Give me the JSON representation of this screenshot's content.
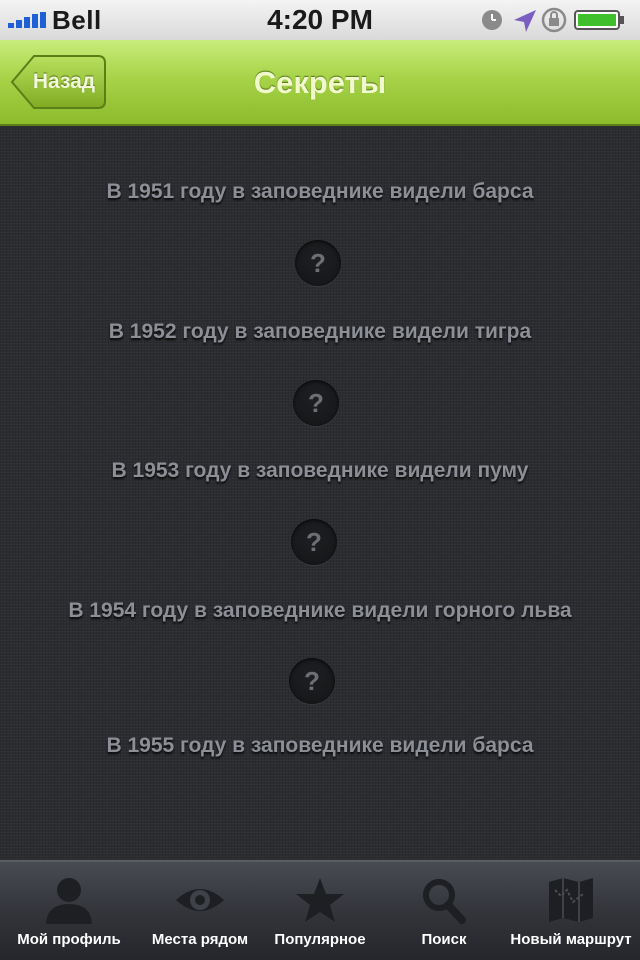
{
  "status_bar": {
    "carrier": "Bell",
    "time": "4:20 PM"
  },
  "nav_bar": {
    "back_label": "Назад",
    "title": "Секреты"
  },
  "secrets": [
    "В 1951 году в заповеднике видели барса",
    "В 1952 году в заповеднике видели тигра",
    "В 1953 году в заповеднике видели пуму",
    "В 1954 году в заповеднике видели горного льва",
    "В 1955 году в заповеднике видели барса"
  ],
  "question_mark": "?",
  "tab_bar": {
    "tabs": [
      {
        "label": "Мой профиль",
        "icon": "person-icon"
      },
      {
        "label": "Места рядом",
        "icon": "eye-icon"
      },
      {
        "label": "Популярное",
        "icon": "star-icon"
      },
      {
        "label": "Поиск",
        "icon": "search-icon"
      },
      {
        "label": "Новый маршрут",
        "icon": "map-icon"
      }
    ]
  },
  "colors": {
    "nav_green": "#a7d348",
    "content_background": "#2c2d31",
    "secret_text": "#8d8f96",
    "tab_bar": "#33353b"
  }
}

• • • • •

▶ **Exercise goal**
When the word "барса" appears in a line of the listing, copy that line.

▶ **Exercise answer**
    "В 1951 году в заповеднике видели барса",
    "В 1955 году в заповеднике видели барса"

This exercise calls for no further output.